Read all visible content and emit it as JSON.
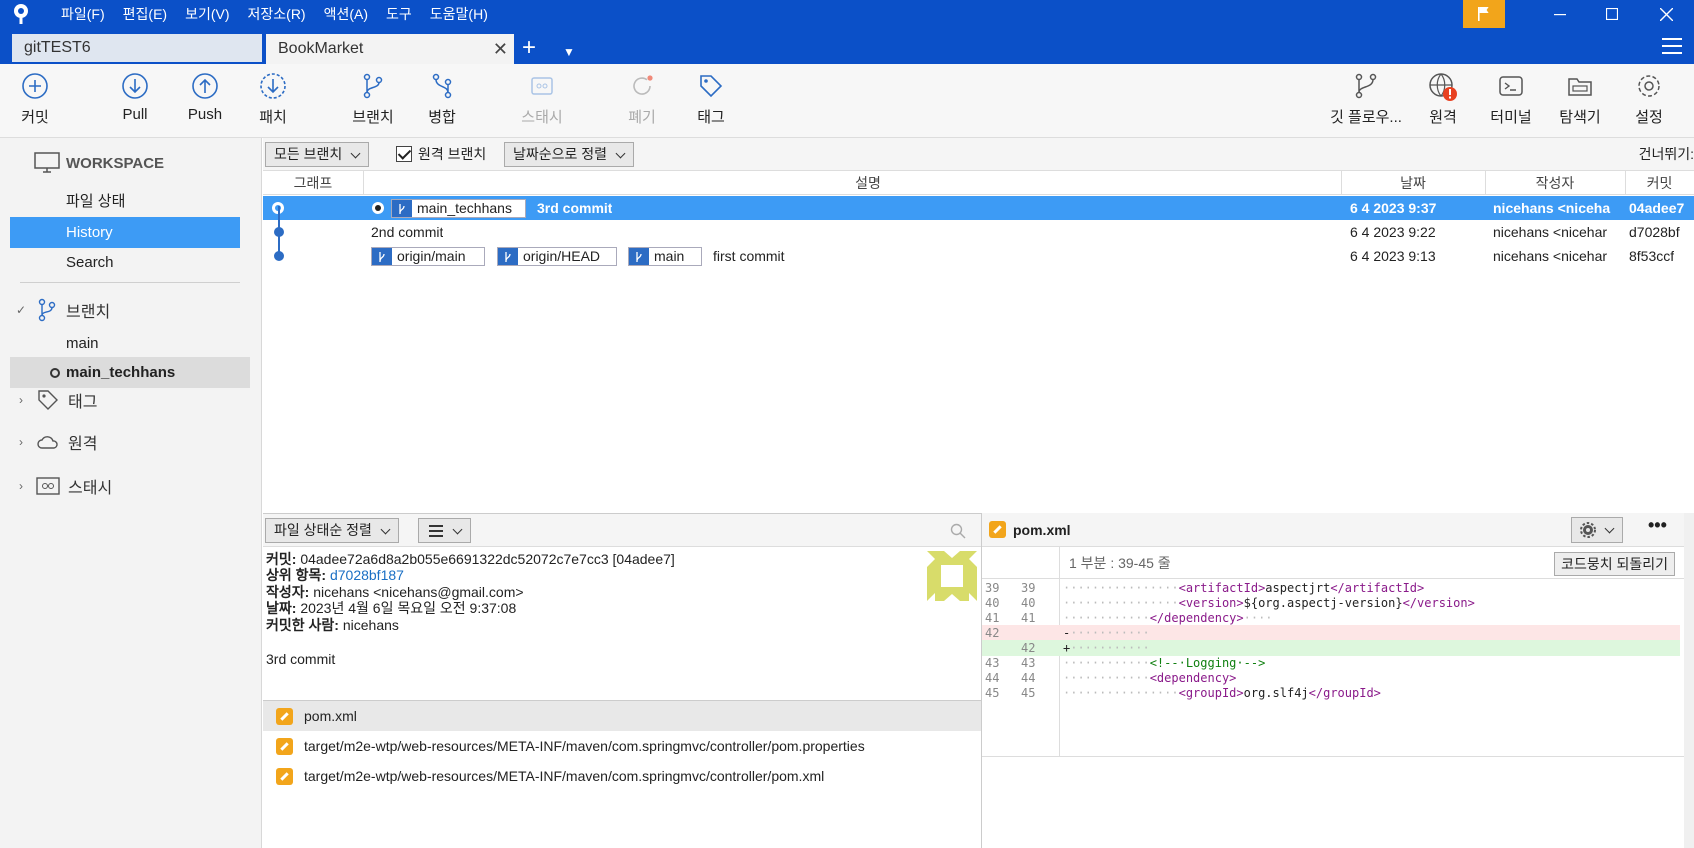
{
  "menu": [
    "파일(F)",
    "편집(E)",
    "보기(V)",
    "저장소(R)",
    "액션(A)",
    "도구",
    "도움말(H)"
  ],
  "tabs": {
    "inactive": "gitTEST6",
    "active": "BookMarket"
  },
  "toolbar": {
    "commit": "커밋",
    "pull": "Pull",
    "push": "Push",
    "patch": "패치",
    "branch": "브랜치",
    "merge": "병합",
    "stash": "스태시",
    "discard": "폐기",
    "tag": "태그",
    "gitflow": "깃 플로우...",
    "remote": "원격",
    "terminal": "터미널",
    "explorer": "탐색기",
    "settings": "설정"
  },
  "sidebar": {
    "workspace": "WORKSPACE",
    "file_status": "파일 상태",
    "history": "History",
    "search": "Search",
    "branches_label": "브랜치",
    "branches": [
      "main",
      "main_techhans"
    ],
    "tags_label": "태그",
    "remotes_label": "원격",
    "stashes_label": "스태시"
  },
  "filters": {
    "branch_filter": "모든 브랜치",
    "remote_branches": "원격 브랜치",
    "sort": "날짜순으로 정렬",
    "skip": "건너뛰기:"
  },
  "history": {
    "columns": {
      "graph": "그래프",
      "desc": "설명",
      "date": "날짜",
      "author": "작성자",
      "commit": "커밋"
    },
    "rows": [
      {
        "branch": "main_techhans",
        "desc": "3rd commit",
        "date": "6 4 2023 9:37",
        "author": "nicehans <niceha",
        "hash": "04adee7"
      },
      {
        "desc": "2nd commit",
        "date": "6 4 2023 9:22",
        "author": "nicehans <nicehar",
        "hash": "d7028bf"
      },
      {
        "tags": [
          "origin/main",
          "origin/HEAD",
          "main"
        ],
        "desc": "first commit",
        "date": "6 4 2023 9:13",
        "author": "nicehans <nicehar",
        "hash": "8f53ccf"
      }
    ]
  },
  "lower": {
    "sort": "파일 상태순 정렬",
    "commit_label": "커밋:",
    "commit_value": "04adee72a6d8a2b055e6691322dc52072c7e7cc3 [04adee7]",
    "parent_label": "상위 항목:",
    "parent_value": "d7028bf187",
    "author_label": "작성자:",
    "author_value": "nicehans <nicehans@gmail.com>",
    "date_label": "날짜:",
    "date_value": "2023년 4월 6일 목요일 오전 9:37:08",
    "committer_label": "커밋한 사람:",
    "committer_value": "nicehans",
    "message": "3rd commit",
    "files": [
      "pom.xml",
      "target/m2e-wtp/web-resources/META-INF/maven/com.springmvc/controller/pom.properties",
      "target/m2e-wtp/web-resources/META-INF/maven/com.springmvc/controller/pom.xml"
    ]
  },
  "diff": {
    "file": "pom.xml",
    "hunk": "1 부분 : 39-45 줄",
    "revert": "코드뭉치 되돌리기",
    "lines": [
      {
        "l1": "39",
        "l2": "39",
        "type": "ctx",
        "indent": 16,
        "open": "<artifactId>",
        "text": "aspectjrt",
        "close": "</artifactId>"
      },
      {
        "l1": "40",
        "l2": "40",
        "type": "ctx",
        "indent": 16,
        "open": "<version>",
        "text": "${org.aspectj-version}",
        "close": "</version>"
      },
      {
        "l1": "41",
        "l2": "41",
        "type": "ctx",
        "indent": 12,
        "open": "</dependency>",
        "text": "",
        "close": "",
        "trail": "····"
      },
      {
        "l1": "42",
        "l2": "",
        "type": "del",
        "text": "-···········"
      },
      {
        "l1": "",
        "l2": "42",
        "type": "add",
        "text": "+···········"
      },
      {
        "l1": "43",
        "l2": "43",
        "type": "cmt",
        "indent": 12,
        "text": "<!--·Logging·-->"
      },
      {
        "l1": "44",
        "l2": "44",
        "type": "ctx",
        "indent": 12,
        "open": "<dependency>",
        "text": "",
        "close": ""
      },
      {
        "l1": "45",
        "l2": "45",
        "type": "ctx",
        "indent": 16,
        "open": "<groupId>",
        "text": "org.slf4j",
        "close": "</groupId>"
      }
    ]
  },
  "colors": {
    "brand": "#0b50c8",
    "selection": "#3d9bf5",
    "flag": "#f2a51b"
  }
}
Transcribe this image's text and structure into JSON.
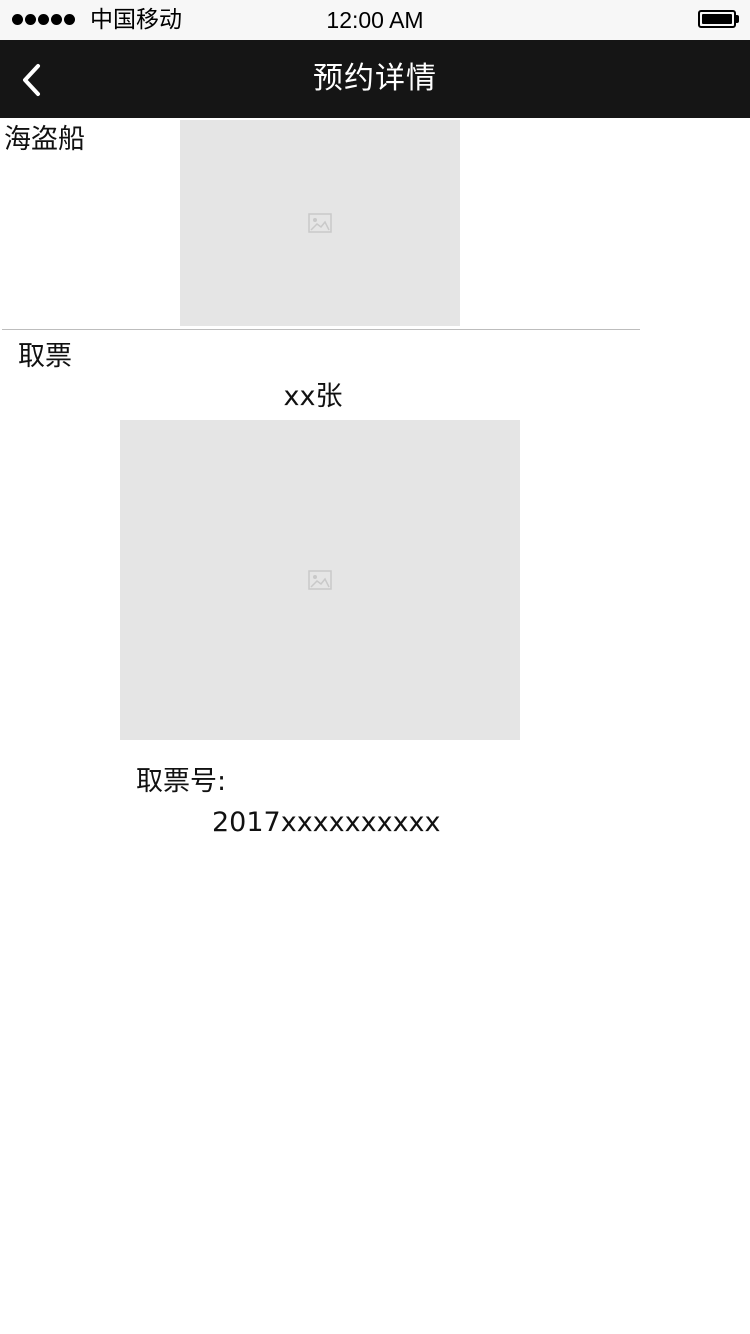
{
  "status_bar": {
    "carrier": "中国移动",
    "time": "12:00 AM",
    "battery_level": 1.0
  },
  "nav": {
    "back_icon": "chevron-left-icon",
    "title": "预约详情"
  },
  "venue": {
    "name": "海盗船",
    "image_icon": "image-placeholder-icon"
  },
  "ticket_pickup": {
    "section_label": "取票",
    "count": "xx张",
    "qr_image_icon": "image-placeholder-icon",
    "number_label": "取票号:",
    "number_value": "2017xxxxxxxxxx"
  },
  "colors": {
    "nav_background": "#151515",
    "status_background": "#f7f7f7",
    "placeholder": "#e5e5e5",
    "divider": "#bdbdbd"
  }
}
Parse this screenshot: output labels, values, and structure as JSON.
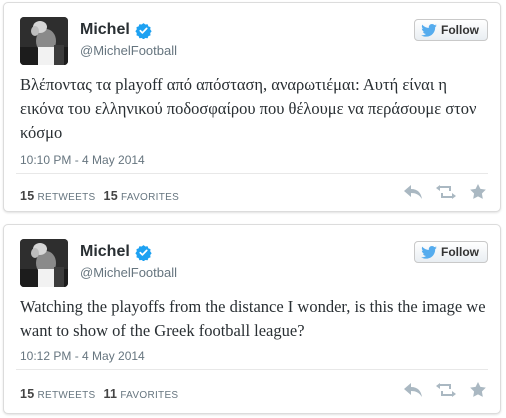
{
  "tweets": [
    {
      "display_name": "Michel",
      "handle": "@MichelFootball",
      "follow_label": "Follow",
      "text": "Βλέποντας τα playoff από απόσταση, αναρωτιέμαι: Αυτή είναι η εικόνα του ελληνικού ποδοσφαίρου που θέλουμε να περάσουμε στον κόσμο",
      "timestamp": "10:10 PM - 4 May 2014",
      "retweets_count": "15",
      "retweets_label": "RETWEETS",
      "favorites_count": "15",
      "favorites_label": "FAVORITES",
      "icons": [
        "verified-icon",
        "twitter-bird-icon",
        "reply-icon",
        "retweet-icon",
        "favorite-star-icon"
      ]
    },
    {
      "display_name": "Michel",
      "handle": "@MichelFootball",
      "follow_label": "Follow",
      "text": "Watching the playoffs from the distance I wonder, is this the image we want to show of the Greek football league?",
      "timestamp": "10:12 PM - 4 May 2014",
      "retweets_count": "15",
      "retweets_label": "RETWEETS",
      "favorites_count": "11",
      "favorites_label": "FAVORITES",
      "icons": [
        "verified-icon",
        "twitter-bird-icon",
        "reply-icon",
        "retweet-icon",
        "favorite-star-icon"
      ]
    }
  ],
  "colors": {
    "verified": "#1da1f2",
    "twitter_blue": "#55acee",
    "text": "#292f33",
    "muted": "#66757f",
    "action_icons": "#aab8c2"
  }
}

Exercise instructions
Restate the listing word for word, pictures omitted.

Finished task
Read all visible content and emit it as JSON.
{
  "menu": [
    "파일(F)",
    "편집(E)",
    "보기(V)",
    "저장소(R)",
    "액션(A)",
    "도구",
    "도움말(H)"
  ],
  "tabs": {
    "inactive": "gitTEST6",
    "active": "BookMarket"
  },
  "toolbar": {
    "commit": "커밋",
    "pull": "Pull",
    "push": "Push",
    "patch": "패치",
    "branch": "브랜치",
    "merge": "병합",
    "stash": "스태시",
    "discard": "폐기",
    "tag": "태그",
    "gitflow": "깃 플로우...",
    "remote": "원격",
    "terminal": "터미널",
    "explorer": "탐색기",
    "settings": "설정"
  },
  "sidebar": {
    "workspace": "WORKSPACE",
    "file_status": "파일 상태",
    "history": "History",
    "search": "Search",
    "branches_label": "브랜치",
    "branches": [
      "main",
      "main_techhans"
    ],
    "tags_label": "태그",
    "remotes_label": "원격",
    "stashes_label": "스태시"
  },
  "filters": {
    "branch_filter": "모든 브랜치",
    "remote_branches": "원격 브랜치",
    "sort": "날짜순으로 정렬",
    "skip": "건너뛰기:"
  },
  "history": {
    "columns": {
      "graph": "그래프",
      "desc": "설명",
      "date": "날짜",
      "author": "작성자",
      "commit": "커밋"
    },
    "rows": [
      {
        "branch": "main_techhans",
        "desc": "3rd commit",
        "date": "6 4 2023 9:37",
        "author": "nicehans <niceha",
        "hash": "04adee7"
      },
      {
        "desc": "2nd commit",
        "date": "6 4 2023 9:22",
        "author": "nicehans <nicehar",
        "hash": "d7028bf"
      },
      {
        "tags": [
          "origin/main",
          "origin/HEAD",
          "main"
        ],
        "desc": "first commit",
        "date": "6 4 2023 9:13",
        "author": "nicehans <nicehar",
        "hash": "8f53ccf"
      }
    ]
  },
  "lower": {
    "sort": "파일 상태순 정렬",
    "commit_label": "커밋:",
    "commit_value": "04adee72a6d8a2b055e6691322dc52072c7e7cc3 [04adee7]",
    "parent_label": "상위 항목:",
    "parent_value": "d7028bf187",
    "author_label": "작성자:",
    "author_value": "nicehans <nicehans@gmail.com>",
    "date_label": "날짜:",
    "date_value": "2023년 4월 6일 목요일 오전 9:37:08",
    "committer_label": "커밋한 사람:",
    "committer_value": "nicehans",
    "message": "3rd commit",
    "files": [
      "pom.xml",
      "target/m2e-wtp/web-resources/META-INF/maven/com.springmvc/controller/pom.properties",
      "target/m2e-wtp/web-resources/META-INF/maven/com.springmvc/controller/pom.xml"
    ]
  },
  "diff": {
    "file": "pom.xml",
    "hunk": "1 부분 : 39-45 줄",
    "revert": "코드뭉치 되돌리기",
    "lines": [
      {
        "l1": "39",
        "l2": "39",
        "type": "ctx",
        "indent": 16,
        "open": "<artifactId>",
        "text": "aspectjrt",
        "close": "</artifactId>"
      },
      {
        "l1": "40",
        "l2": "40",
        "type": "ctx",
        "indent": 16,
        "open": "<version>",
        "text": "${org.aspectj-version}",
        "close": "</version>"
      },
      {
        "l1": "41",
        "l2": "41",
        "type": "ctx",
        "indent": 12,
        "open": "</dependency>",
        "text": "",
        "close": "",
        "trail": "····"
      },
      {
        "l1": "42",
        "l2": "",
        "type": "del",
        "text": "-···········"
      },
      {
        "l1": "",
        "l2": "42",
        "type": "add",
        "text": "+···········"
      },
      {
        "l1": "43",
        "l2": "43",
        "type": "cmt",
        "indent": 12,
        "text": "<!--·Logging·-->"
      },
      {
        "l1": "44",
        "l2": "44",
        "type": "ctx",
        "indent": 12,
        "open": "<dependency>",
        "text": "",
        "close": ""
      },
      {
        "l1": "45",
        "l2": "45",
        "type": "ctx",
        "indent": 16,
        "open": "<groupId>",
        "text": "org.slf4j",
        "close": "</groupId>"
      }
    ]
  },
  "colors": {
    "brand": "#0b50c8",
    "selection": "#3d9bf5",
    "flag": "#f2a51b"
  }
}
Transcribe this image's text and structure into JSON.
{
  "status_bar": {
    "carrier": "中国移动",
    "time": "12:00 AM",
    "battery_level": 1.0
  },
  "nav": {
    "back_icon": "chevron-left-icon",
    "title": "预约详情"
  },
  "venue": {
    "name": "海盗船",
    "image_icon": "image-placeholder-icon"
  },
  "ticket_pickup": {
    "section_label": "取票",
    "count": "xx张",
    "qr_image_icon": "image-placeholder-icon",
    "number_label": "取票号:",
    "number_value": "2017xxxxxxxxxx"
  },
  "colors": {
    "nav_background": "#151515",
    "status_background": "#f7f7f7",
    "placeholder": "#e5e5e5",
    "divider": "#bdbdbd"
  }
}
Parse this screenshot: output labels, values, and structure as JSON.
{
  "tweets": [
    {
      "display_name": "Michel",
      "handle": "@MichelFootball",
      "follow_label": "Follow",
      "text": "Βλέποντας τα playoff από απόσταση, αναρωτιέμαι: Αυτή είναι η εικόνα του ελληνικού ποδοσφαίρου που θέλουμε να περάσουμε στον κόσμο",
      "timestamp": "10:10 PM - 4 May 2014",
      "retweets_count": "15",
      "retweets_label": "RETWEETS",
      "favorites_count": "15",
      "favorites_label": "FAVORITES",
      "icons": [
        "verified-icon",
        "twitter-bird-icon",
        "reply-icon",
        "retweet-icon",
        "favorite-star-icon"
      ]
    },
    {
      "display_name": "Michel",
      "handle": "@MichelFootball",
      "follow_label": "Follow",
      "text": "Watching the playoffs from the distance I wonder, is this the image we want to show of the Greek football league?",
      "timestamp": "10:12 PM - 4 May 2014",
      "retweets_count": "15",
      "retweets_label": "RETWEETS",
      "favorites_count": "11",
      "favorites_label": "FAVORITES",
      "icons": [
        "verified-icon",
        "twitter-bird-icon",
        "reply-icon",
        "retweet-icon",
        "favorite-star-icon"
      ]
    }
  ],
  "colors": {
    "verified": "#1da1f2",
    "twitter_blue": "#55acee",
    "text": "#292f33",
    "muted": "#66757f",
    "action_icons": "#aab8c2"
  }
}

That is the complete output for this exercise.